Finally, we anchored in the Dun Cove on the Choptank river, close to Michener’s house and on the river upon which much of the book is set.  The banks of the river were afire with a spectacular array of reds, oranges and gold autumn leaves.  We tried to enjoy the quite surroundings and some good  ‘leaf peeping’ while sitting with a drink in the cockpit but the cold drove us inside to our warm heated living room and a cup of tea. 

Pancakes and Poor Parenting

The 200 nautical mile sail from Mystic to Chesapeake City gave us a bit of a comeuppance.  Our departure, late in the afternoon, meant that we were just coming out into a rather rambunctious open sea just around dinner time.  We decided to spoil the kids a little to compensate for dragging them away from Mystic by cooking them pancakes for dinner. Bad idea. Macsen (usually a 4-pancake minimum man) ate two and Emma (never less that a 3-caker) couldn’t even finish her first one.  Neither of them were sick but both felt nauseous so we settled them into bed.  The next morning, in calmer seas, they both independently made the shocking statement that they no longer liked pancakes and were not interested in the leftovers carefully saved for them.  Bad association.  Seb and I spent the day brooding on what awful parents we were to expose our children to something so horrible that it would lead them to develop an aversion to pancakes! 

Fortunately it was a quick trip and we anchored in a tiny and shallow inlet next to Chesapeake City at the top of Chesapeake Bay late in the afternoon of November 2nd. To this day our children still do not like pancakes.

Tuesday, December 07, 2010

Mystic Halloween

My brother recommended that we stop in Mystic, Connecticut.  The wiggly and narrow Mystic river winds about 3 nautical miles inland before bringing you close to the town of Mystic.  At the end of the channel is an old drawbridge weighted with a huge cement block.  We decided to hole up in the Brewer’s marina outside of the bridge and take the dingy in a mile to Mystic Seaport.  

Mystic Seaport is a living history maritime museum noted both for its collection of restored wooden boats and for the re-creation of an entire 19th century seafaring village consisting of over 60 original historic buildings.

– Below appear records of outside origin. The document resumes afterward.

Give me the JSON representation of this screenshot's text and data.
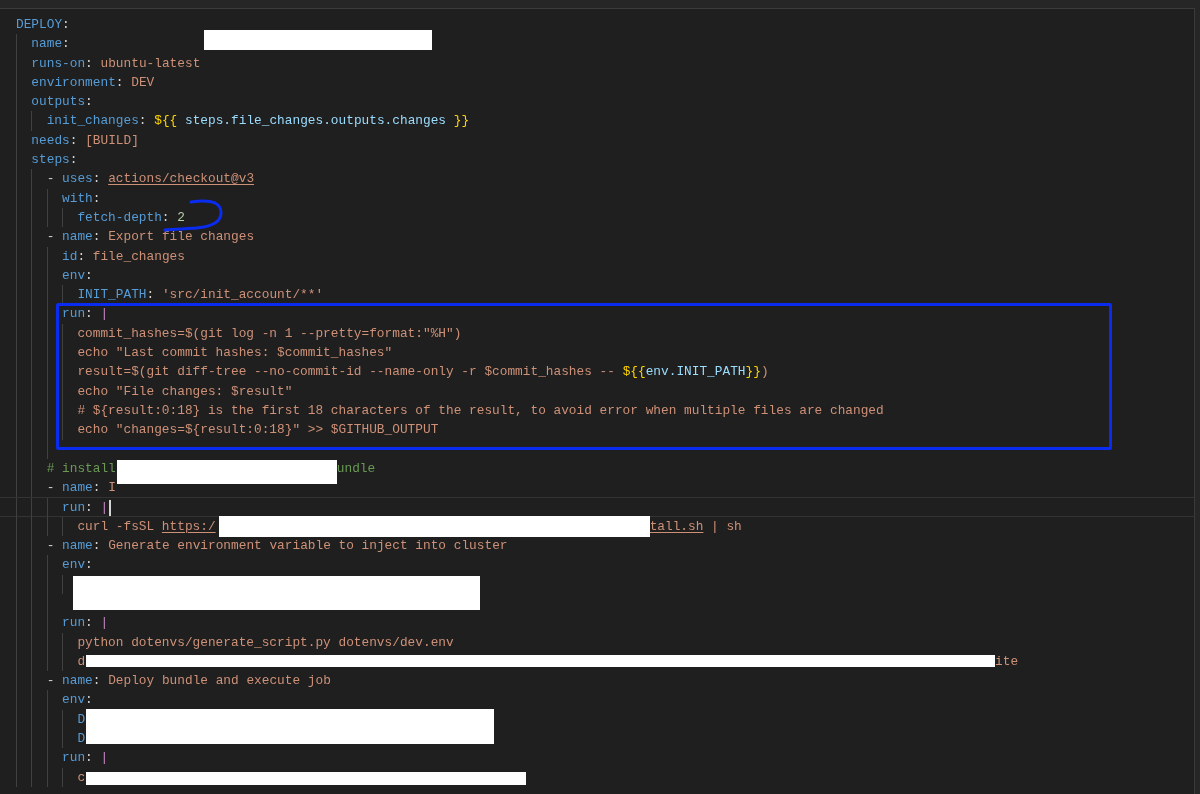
{
  "editor": {
    "lines": [
      {
        "tokens": [
          {
            "kind": "key",
            "text": "DEPLOY"
          },
          {
            "kind": "punct",
            "text": ":"
          }
        ],
        "current": false,
        "children": [
          {
            "tokens": [
              {
                "kind": "key",
                "text": "name"
              },
              {
                "kind": "punct",
                "text": ":"
              },
              {
                "kind": "redacted"
              }
            ],
            "current": false
          },
          {
            "tokens": [
              {
                "kind": "key",
                "text": "runs-on"
              },
              {
                "kind": "punct",
                "text": ":"
              },
              {
                "kind": "str",
                "text": "ubuntu-latest"
              }
            ],
            "current": false
          },
          {
            "tokens": [
              {
                "kind": "key",
                "text": "environment"
              },
              {
                "kind": "punct",
                "text": ":"
              },
              {
                "kind": "str",
                "text": "DEV"
              }
            ],
            "current": false
          },
          {
            "tokens": [
              {
                "kind": "key",
                "text": "outputs"
              },
              {
                "kind": "punct",
                "text": ":"
              }
            ],
            "current": false,
            "children": [
              {
                "tokens": [
                  {
                    "kind": "key",
                    "text": "init_changes"
                  },
                  {
                    "kind": "punct",
                    "text": ":"
                  },
                  {
                    "kind": "brace",
                    "text": "${{"
                  },
                  {
                    "kind": "var",
                    "text": "steps.file_changes.outputs.changes"
                  },
                  {
                    "kind": "brace",
                    "text": "}}"
                  }
                ],
                "current": false
              }
            ]
          },
          {
            "tokens": [
              {
                "kind": "key",
                "text": "needs"
              },
              {
                "kind": "punct",
                "text": ":"
              },
              {
                "kind": "str",
                "text": "[BUILD]"
              }
            ],
            "current": false
          },
          {
            "tokens": [
              {
                "kind": "key",
                "text": "steps"
              },
              {
                "kind": "punct",
                "text": ":"
              }
            ],
            "current": false,
            "children": [
              {
                "tokens": [
                  {
                    "kind": "dash",
                    "text": "-"
                  },
                  {
                    "kind": "key",
                    "text": "uses"
                  },
                  {
                    "kind": "punct",
                    "text": ":"
                  },
                  {
                    "kind": "link",
                    "text": "actions/checkout@v3"
                  }
                ],
                "current": false,
                "children": [
                  {
                    "tokens": [
                      {
                        "kind": "key",
                        "text": "with"
                      },
                      {
                        "kind": "punct",
                        "text": ":"
                      }
                    ],
                    "current": false,
                    "children": [
                      {
                        "tokens": [
                          {
                            "kind": "key",
                            "text": "fetch-depth"
                          },
                          {
                            "kind": "punct",
                            "text": ":"
                          },
                          {
                            "kind": "num",
                            "text": "2"
                          }
                        ],
                        "current": false
                      }
                    ]
                  }
                ]
              },
              {
                "tokens": [
                  {
                    "kind": "dash",
                    "text": "-"
                  },
                  {
                    "kind": "key",
                    "text": "name"
                  },
                  {
                    "kind": "punct",
                    "text": ":"
                  },
                  {
                    "kind": "str",
                    "text": "Export file changes"
                  }
                ],
                "current": false,
                "children": [
                  {
                    "tokens": [
                      {
                        "kind": "key",
                        "text": "id"
                      },
                      {
                        "kind": "punct",
                        "text": ":"
                      },
                      {
                        "kind": "str",
                        "text": "file_changes"
                      }
                    ],
                    "current": false
                  },
                  {
                    "tokens": [
                      {
                        "kind": "key",
                        "text": "env"
                      },
                      {
                        "kind": "punct",
                        "text": ":"
                      }
                    ],
                    "current": false,
                    "children": [
                      {
                        "tokens": [
                          {
                            "kind": "key",
                            "text": "INIT_PATH"
                          },
                          {
                            "kind": "punct",
                            "text": ":"
                          },
                          {
                            "kind": "str",
                            "text": "'src/init_account/**'"
                          }
                        ],
                        "current": false
                      }
                    ]
                  },
                  {
                    "tokens": [
                      {
                        "kind": "key",
                        "text": "run"
                      },
                      {
                        "kind": "punct",
                        "text": ":"
                      },
                      {
                        "kind": "pipe",
                        "text": "|"
                      }
                    ],
                    "current": false,
                    "children": [
                      {
                        "tokens": [
                          {
                            "kind": "str",
                            "text": "commit_hashes=$(git log -n 1 --pretty=format:\"%H\")"
                          }
                        ],
                        "current": false
                      },
                      {
                        "tokens": [
                          {
                            "kind": "str",
                            "text": "echo \"Last commit hashes: $commit_hashes\""
                          }
                        ],
                        "current": false
                      },
                      {
                        "tokens": [
                          {
                            "kind": "str",
                            "text": "result=$(git diff-tree --no-commit-id --name-only -r $commit_hashes --"
                          },
                          {
                            "kind": "brace",
                            "text": "${{"
                          },
                          {
                            "kind": "var",
                            "text": "env.INIT_PATH"
                          },
                          {
                            "kind": "brace",
                            "text": "}}"
                          },
                          {
                            "kind": "str",
                            "text": ")"
                          }
                        ],
                        "current": false
                      },
                      {
                        "tokens": [
                          {
                            "kind": "str",
                            "text": "echo \"File changes: $result\""
                          }
                        ],
                        "current": false
                      },
                      {
                        "tokens": [
                          {
                            "kind": "str",
                            "text": "# ${result:0:18} is the first 18 characters of the result, to avoid error when multiple files are changed"
                          }
                        ],
                        "current": false
                      },
                      {
                        "tokens": [
                          {
                            "kind": "str",
                            "text": "echo \"changes=${result:0:18}\" >> $GITHUB_OUTPUT"
                          }
                        ],
                        "current": false
                      }
                    ]
                  },
                  {
                    "current": false
                  }
                ]
              },
              {
                "tokens": [
                  {
                    "kind": "comment",
                    "text": "# install"
                  },
                  {
                    "kind": "redacted"
                  },
                  {
                    "kind": "comment",
                    "text": "undle"
                  }
                ],
                "current": false
              },
              {
                "tokens": [
                  {
                    "kind": "dash",
                    "text": "-"
                  },
                  {
                    "kind": "key",
                    "text": "name"
                  },
                  {
                    "kind": "punct",
                    "text": ":"
                  },
                  {
                    "kind": "str",
                    "text": "I"
                  }
                ],
                "current": false,
                "children": [
                  {
                    "tokens": [
                      {
                        "kind": "key",
                        "text": "run"
                      },
                      {
                        "kind": "punct",
                        "text": ":"
                      },
                      {
                        "kind": "pipe",
                        "text": "|"
                      }
                    ],
                    "current": true,
                    "children": [
                      {
                        "tokens": [
                          {
                            "kind": "str",
                            "text": "curl -fsSL"
                          },
                          {
                            "kind": "link",
                            "text": "https:/"
                          },
                          {
                            "kind": "redacted"
                          },
                          {
                            "kind": "link",
                            "text": "tall.sh"
                          },
                          {
                            "kind": "str",
                            "text": "| sh"
                          }
                        ],
                        "current": false
                      }
                    ]
                  }
                ]
              },
              {
                "tokens": [
                  {
                    "kind": "dash",
                    "text": "-"
                  },
                  {
                    "kind": "key",
                    "text": "name"
                  },
                  {
                    "kind": "punct",
                    "text": ":"
                  },
                  {
                    "kind": "str",
                    "text": "Generate environment variable to inject into cluster"
                  }
                ],
                "current": false,
                "children": [
                  {
                    "tokens": [
                      {
                        "kind": "key",
                        "text": "env"
                      },
                      {
                        "kind": "punct",
                        "text": ":"
                      }
                    ],
                    "current": false,
                    "children": [
                      {
                        "tokens": [
                          {
                            "kind": "redacted"
                          }
                        ],
                        "current": false
                      }
                    ]
                  },
                  {
                    "current": false
                  },
                  {
                    "tokens": [
                      {
                        "kind": "key",
                        "text": "run"
                      },
                      {
                        "kind": "punct",
                        "text": ":"
                      },
                      {
                        "kind": "pipe",
                        "text": "|"
                      }
                    ],
                    "current": false,
                    "children": [
                      {
                        "tokens": [
                          {
                            "kind": "str",
                            "text": "python dotenvs/generate_script.py dotenvs/dev.env"
                          }
                        ],
                        "current": false
                      },
                      {
                        "tokens": [
                          {
                            "kind": "str",
                            "text": "d"
                          },
                          {
                            "kind": "redacted"
                          },
                          {
                            "kind": "str",
                            "text": "ite"
                          }
                        ],
                        "current": false
                      }
                    ]
                  }
                ]
              },
              {
                "tokens": [
                  {
                    "kind": "dash",
                    "text": "-"
                  },
                  {
                    "kind": "key",
                    "text": "name"
                  },
                  {
                    "kind": "punct",
                    "text": ":"
                  },
                  {
                    "kind": "str",
                    "text": "Deploy bundle and execute job"
                  }
                ],
                "current": false,
                "children": [
                  {
                    "tokens": [
                      {
                        "kind": "key",
                        "text": "env"
                      },
                      {
                        "kind": "punct",
                        "text": ":"
                      }
                    ],
                    "current": false,
                    "children": [
                      {
                        "tokens": [
                          {
                            "kind": "key",
                            "text": "D"
                          },
                          {
                            "kind": "redacted"
                          }
                        ],
                        "current": false
                      },
                      {
                        "tokens": [
                          {
                            "kind": "key",
                            "text": "D"
                          }
                        ],
                        "current": false
                      }
                    ]
                  },
                  {
                    "tokens": [
                      {
                        "kind": "key",
                        "text": "run"
                      },
                      {
                        "kind": "punct",
                        "text": ":"
                      },
                      {
                        "kind": "pipe",
                        "text": "|"
                      }
                    ],
                    "current": false,
                    "children": [
                      {
                        "tokens": [
                          {
                            "kind": "str",
                            "text": "c"
                          },
                          {
                            "kind": "redacted"
                          }
                        ],
                        "current": false
                      }
                    ]
                  }
                ]
              }
            ]
          }
        ]
      }
    ]
  }
}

Upon arrival in the village with our dingy we started chatting with a guy named Mike who was working on the restoration of the oldest whaling boat in the world, the Charles W. Morgan.  We mentioned my brother’s name (he spent a few weeks working at the Seaport a few years  ago).  Mike remembered him and this started a whole chain reaction of friendly welcome in which the director of the shipyard invited us to bring the boat in to stay on their dock in the centre of the village, we got a tour of the inside of the whale boat, met a great guy named Jeff Gold who gave us advice and shared his memories about cruising in Central America and generally were treated wonderfully.  We moved the Pjotter into the dock in the village and settled in. Mystic Seaport has become one of our favourite spots.  

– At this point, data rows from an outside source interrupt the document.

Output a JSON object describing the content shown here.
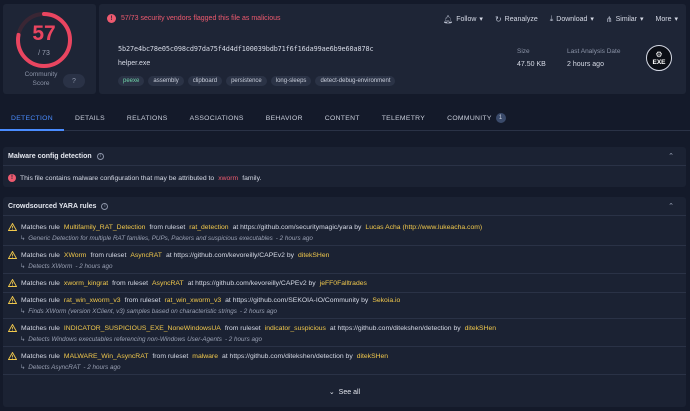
{
  "score": {
    "detected": "57",
    "total": "/ 73",
    "ratio": 0.78,
    "community_label_1": "Community",
    "community_label_2": "Score",
    "community_icon": "question-icon"
  },
  "alert": {
    "text": "57/73 security vendors flagged this file as malicious",
    "icon": "alert-circle-icon"
  },
  "actions": [
    {
      "label": "Follow",
      "icon": "bell-icon",
      "suffix": "▾"
    },
    {
      "label": "Reanalyze",
      "icon": "refresh-icon",
      "suffix": ""
    },
    {
      "label": "Download",
      "icon": "download-icon",
      "suffix": "▾"
    },
    {
      "label": "Similar",
      "icon": "similar-icon",
      "suffix": "▾"
    },
    {
      "label": "More",
      "icon": "",
      "suffix": "▾"
    }
  ],
  "file": {
    "hash": "5b27e4bc78e05c098cd97da75f4d4df100039bdb71f6f16da99ae6b9e60a878c",
    "name": "helper.exe",
    "tags": [
      "peexe",
      "assembly",
      "clipboard",
      "persistence",
      "long-sleeps",
      "detect-debug-environment"
    ],
    "size_label": "Size",
    "size": "47.50 KB",
    "date_label": "Last Analysis Date",
    "date": "2 hours ago",
    "type_badge": "EXE"
  },
  "tabs": [
    {
      "label": "DETECTION",
      "active": true
    },
    {
      "label": "DETAILS"
    },
    {
      "label": "RELATIONS"
    },
    {
      "label": "ASSOCIATIONS"
    },
    {
      "label": "BEHAVIOR"
    },
    {
      "label": "CONTENT"
    },
    {
      "label": "TELEMETRY"
    },
    {
      "label": "COMMUNITY",
      "count": "1"
    }
  ],
  "malware_config": {
    "title": "Malware config detection",
    "pre": "This file contains malware configuration that may be attributed to",
    "family": "xworm",
    "post": "family."
  },
  "yara": {
    "title": "Crowdsourced YARA rules",
    "see_all": "See all",
    "rules": [
      {
        "p1": "Matches rule",
        "rule": "Multifamily_RAT_Detection",
        "p2": "from ruleset",
        "ruleset": "rat_detection",
        "p3": "at https://github.com/securitymagic/yara by",
        "author": "Lucas Acha (http://www.lukeacha.com)",
        "desc": "Generic Detection for multiple RAT families, PUPs, Packers and suspicious executables",
        "time": "- 2 hours ago"
      },
      {
        "p1": "Matches rule",
        "rule": "XWorm",
        "p2": "from ruleset",
        "ruleset": "AsyncRAT",
        "p3": "at https://github.com/kevoreilly/CAPEv2 by",
        "author": "ditekSHen",
        "desc": "Detects XWorm",
        "time": "- 2 hours ago"
      },
      {
        "p1": "Matches rule",
        "rule": "xworm_kingrat",
        "p2": "from ruleset",
        "ruleset": "AsyncRAT",
        "p3": "at https://github.com/kevoreilly/CAPEv2 by",
        "author": "jeFF0Falltrades",
        "desc": "",
        "time": ""
      },
      {
        "p1": "Matches rule",
        "rule": "rat_win_xworm_v3",
        "p2": "from ruleset",
        "ruleset": "rat_win_xworm_v3",
        "p3": "at https://github.com/SEKOIA-IO/Community by",
        "author": "Sekoia.io",
        "desc": "Finds XWorm (version XClient, v3) samples based on characteristic strings",
        "time": "- 2 hours ago"
      },
      {
        "p1": "Matches rule",
        "rule": "INDICATOR_SUSPICIOUS_EXE_NoneWindowsUA",
        "p2": "from ruleset",
        "ruleset": "indicator_suspicious",
        "p3": "at https://github.com/ditekshen/detection by",
        "author": "ditekSHen",
        "desc": "Detects Windows executables referencing non-Windows User-Agents",
        "time": "- 2 hours ago"
      },
      {
        "p1": "Matches rule",
        "rule": "MALWARE_Win_AsyncRAT",
        "p2": "from ruleset",
        "ruleset": "malware",
        "p3": "at https://github.com/ditekshen/detection by",
        "author": "ditekSHen",
        "desc": "Detects AsyncRAT",
        "time": "- 2 hours ago"
      }
    ]
  }
}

The Seaport village was also an amazing place for the monkeys.  Horse and carriage rides around the sight, a barrel maker who let them roll the barrels, an electric tugboat pond and a nautical children’s museum complete with child size boats to climb on are some of the things that had them leaping out of bed every morning clamouring to get outside.  

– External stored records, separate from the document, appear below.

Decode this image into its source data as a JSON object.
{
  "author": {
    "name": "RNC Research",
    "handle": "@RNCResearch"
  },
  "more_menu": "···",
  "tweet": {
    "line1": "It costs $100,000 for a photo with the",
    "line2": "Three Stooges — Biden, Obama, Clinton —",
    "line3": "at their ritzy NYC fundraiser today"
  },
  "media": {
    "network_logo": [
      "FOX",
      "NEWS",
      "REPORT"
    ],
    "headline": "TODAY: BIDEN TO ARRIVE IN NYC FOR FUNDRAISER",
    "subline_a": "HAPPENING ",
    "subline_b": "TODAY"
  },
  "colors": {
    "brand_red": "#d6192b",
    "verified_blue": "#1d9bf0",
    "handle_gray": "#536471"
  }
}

We ended up spending a week and leaving the day after Halloween. Halloween may have started to rival Sinterklaas and Christmas as favourite annual events with Emma and Macsen.  Halloween activities started on the Saturday, October 30th with a pumpkin carving competition featuring about 200 creatively carved pumpkins by various local talents. Wandering through the old buildings in the pitch dark looking at flickering pumpkins of every shape and sort was really pretty amazing.  The following day, on the 31st, all of the houses in the village handed out candy to trick-or-treaters.  Emma and Macsen, clad again respectively as a mermaid and a cat, joined the throngs of Mystic children grinning gleefully as their candy bags got fuller and fuller.  This loot was added to their Bristol collection and I don’t think either of them has ever seen a larger pile of candy.